What to do — Each entry below should be written out exactly as it is, with no pictures.

[Page and application data records]
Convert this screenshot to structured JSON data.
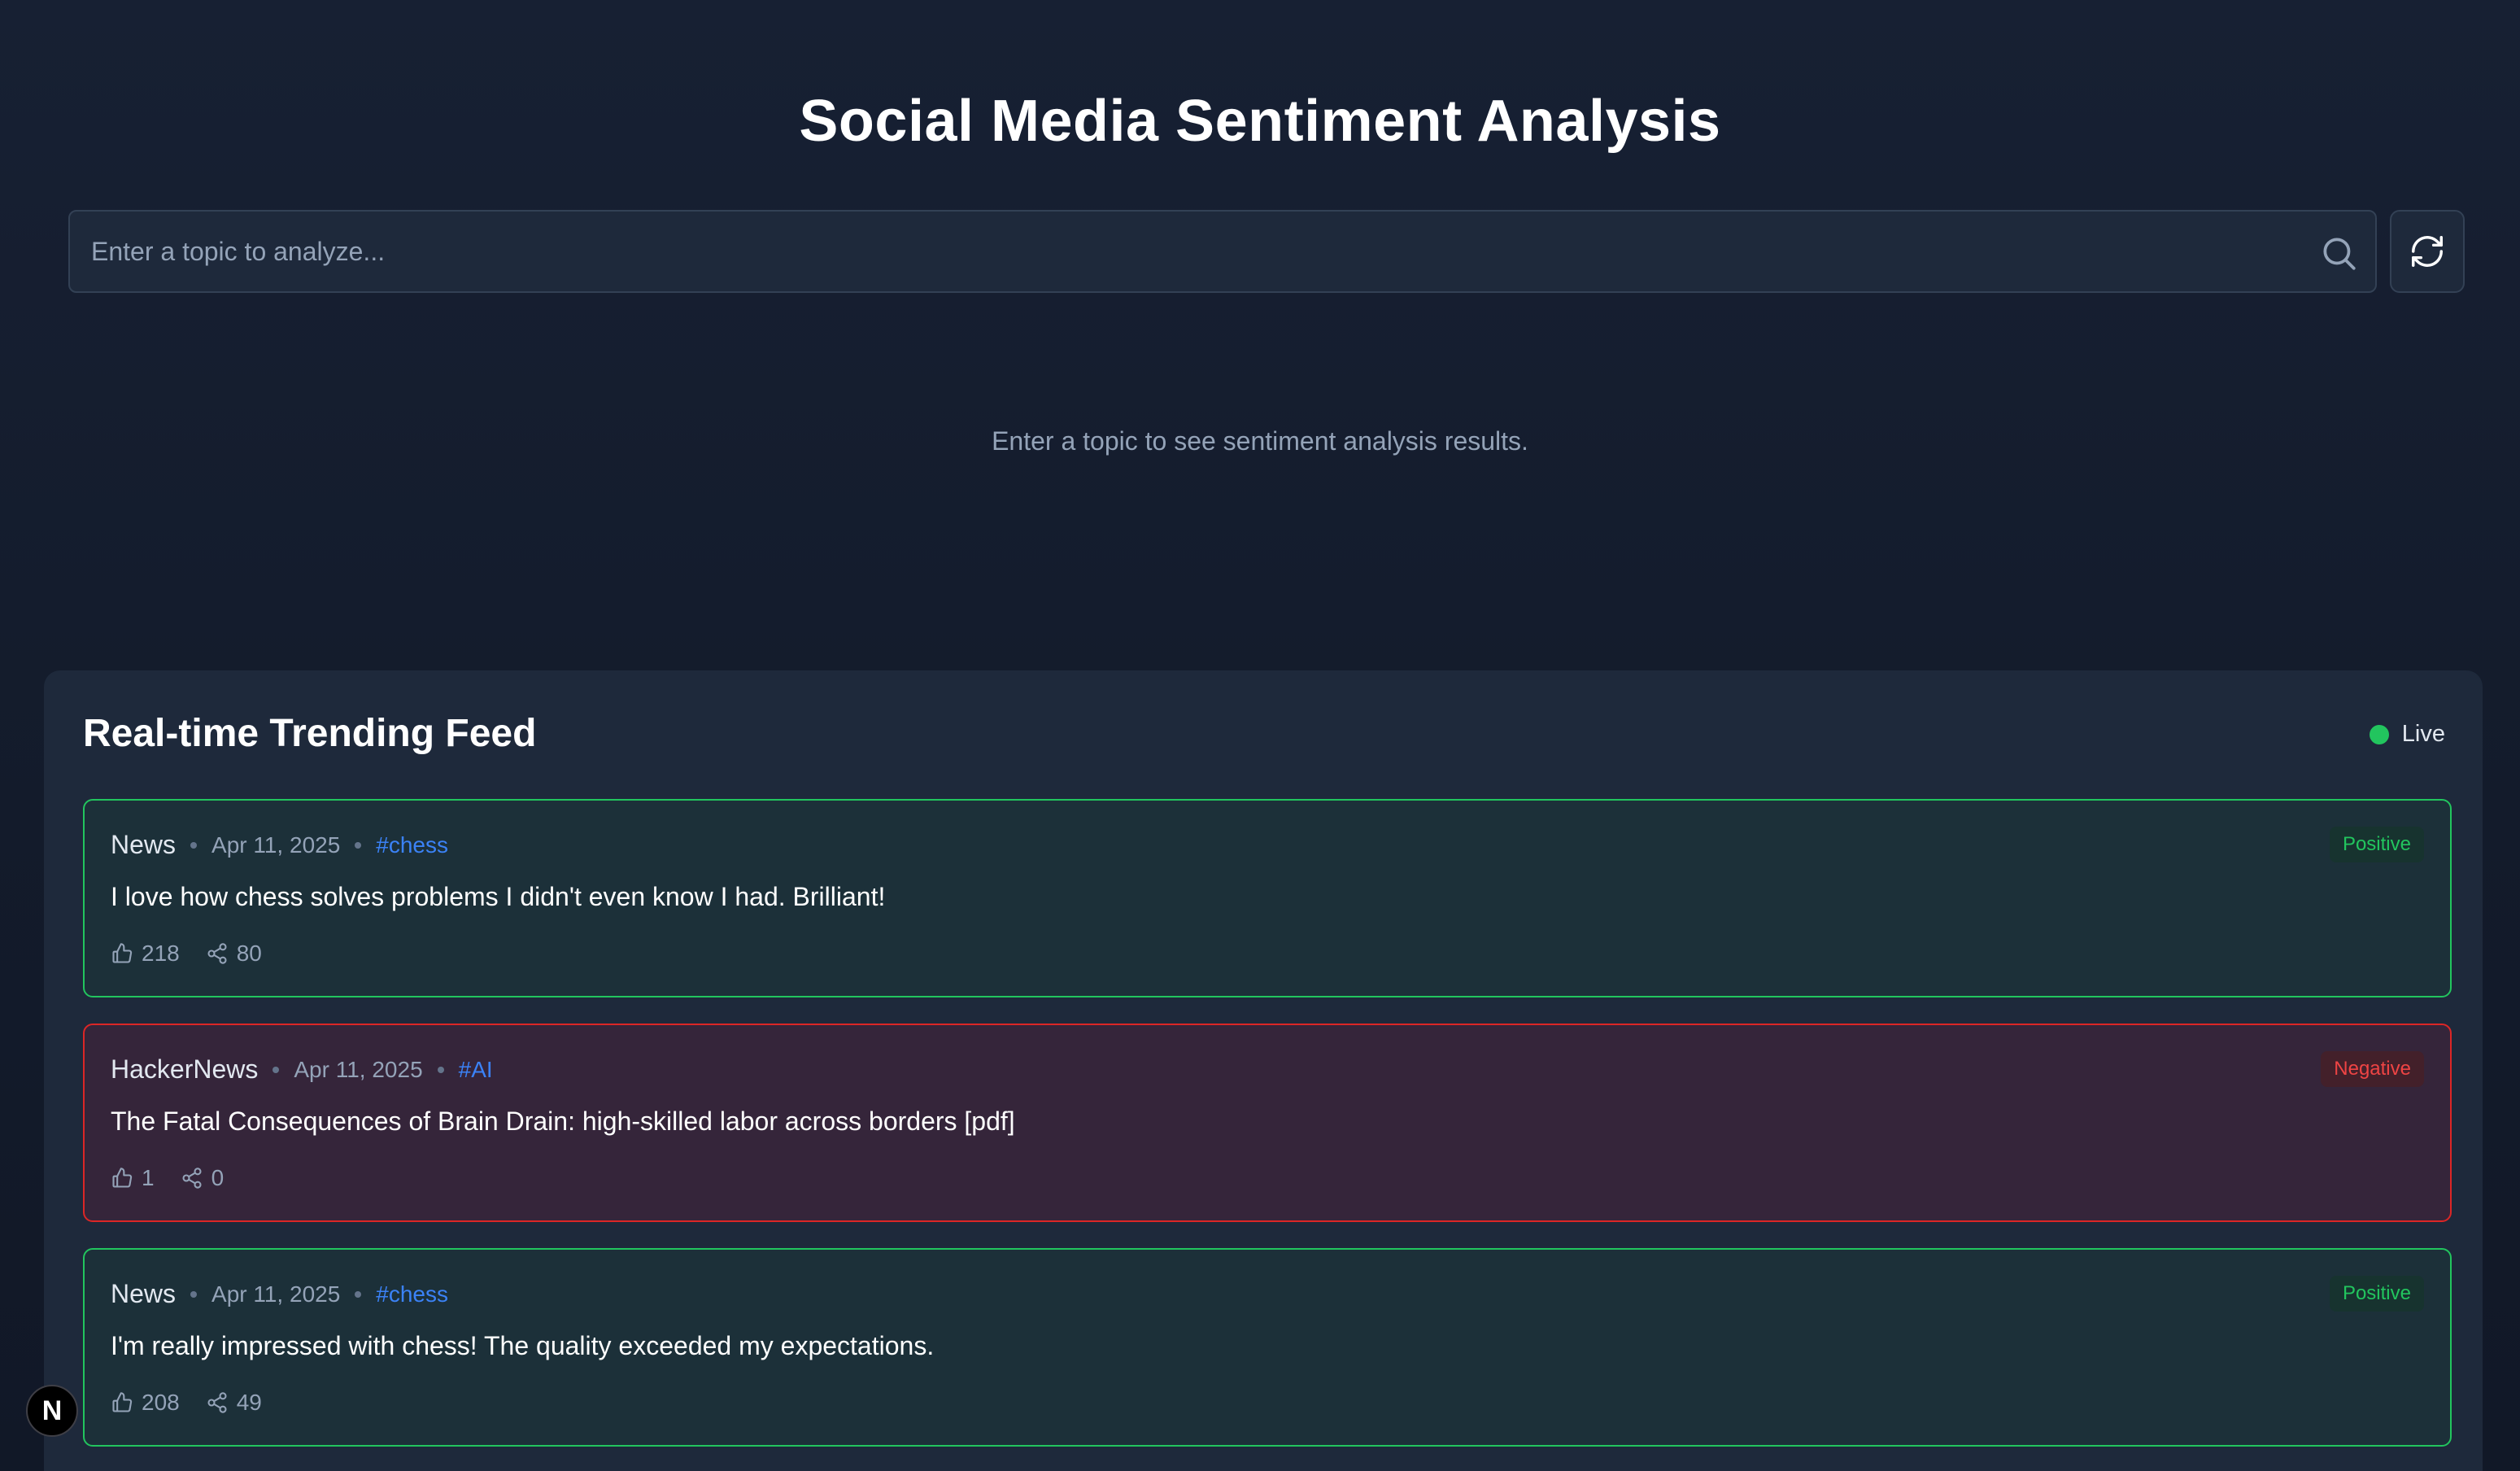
{
  "header": {
    "title": "Social Media Sentiment Analysis"
  },
  "search": {
    "placeholder": "Enter a topic to analyze...",
    "value": ""
  },
  "empty_state": {
    "message": "Enter a topic to see sentiment analysis results."
  },
  "feed": {
    "title": "Real-time Trending Feed",
    "status": "Live",
    "posts": [
      {
        "source": "News",
        "date": "Apr 11, 2025",
        "tag": "#chess",
        "sentiment": "Positive",
        "text": "I love how chess solves problems I didn't even know I had. Brilliant!",
        "likes": "218",
        "shares": "80"
      },
      {
        "source": "HackerNews",
        "date": "Apr 11, 2025",
        "tag": "#AI",
        "sentiment": "Negative",
        "text": "The Fatal Consequences of Brain Drain: high-skilled labor across borders [pdf]",
        "likes": "1",
        "shares": "0"
      },
      {
        "source": "News",
        "date": "Apr 11, 2025",
        "tag": "#chess",
        "sentiment": "Positive",
        "text": "I'm really impressed with chess! The quality exceeded my expectations.",
        "likes": "208",
        "shares": "49"
      }
    ]
  },
  "dev_badge": {
    "label": "N"
  },
  "colors": {
    "positive": "#22c55e",
    "negative": "#ef4444",
    "tag": "#3b82f6",
    "live": "#22c55e"
  }
}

Expected output —
Convert this screenshot to structured JSON data.
{
  "header": {
    "title": "Social Media Sentiment Analysis"
  },
  "search": {
    "placeholder": "Enter a topic to analyze...",
    "value": ""
  },
  "empty_state": {
    "message": "Enter a topic to see sentiment analysis results."
  },
  "feed": {
    "title": "Real-time Trending Feed",
    "status": "Live",
    "posts": [
      {
        "source": "News",
        "date": "Apr 11, 2025",
        "tag": "#chess",
        "sentiment": "Positive",
        "text": "I love how chess solves problems I didn't even know I had. Brilliant!",
        "likes": "218",
        "shares": "80"
      },
      {
        "source": "HackerNews",
        "date": "Apr 11, 2025",
        "tag": "#AI",
        "sentiment": "Negative",
        "text": "The Fatal Consequences of Brain Drain: high-skilled labor across borders [pdf]",
        "likes": "1",
        "shares": "0"
      },
      {
        "source": "News",
        "date": "Apr 11, 2025",
        "tag": "#chess",
        "sentiment": "Positive",
        "text": "I'm really impressed with chess! The quality exceeded my expectations.",
        "likes": "208",
        "shares": "49"
      }
    ]
  },
  "dev_badge": {
    "label": "N"
  },
  "colors": {
    "positive": "#22c55e",
    "negative": "#ef4444",
    "tag": "#3b82f6",
    "live": "#22c55e"
  }
}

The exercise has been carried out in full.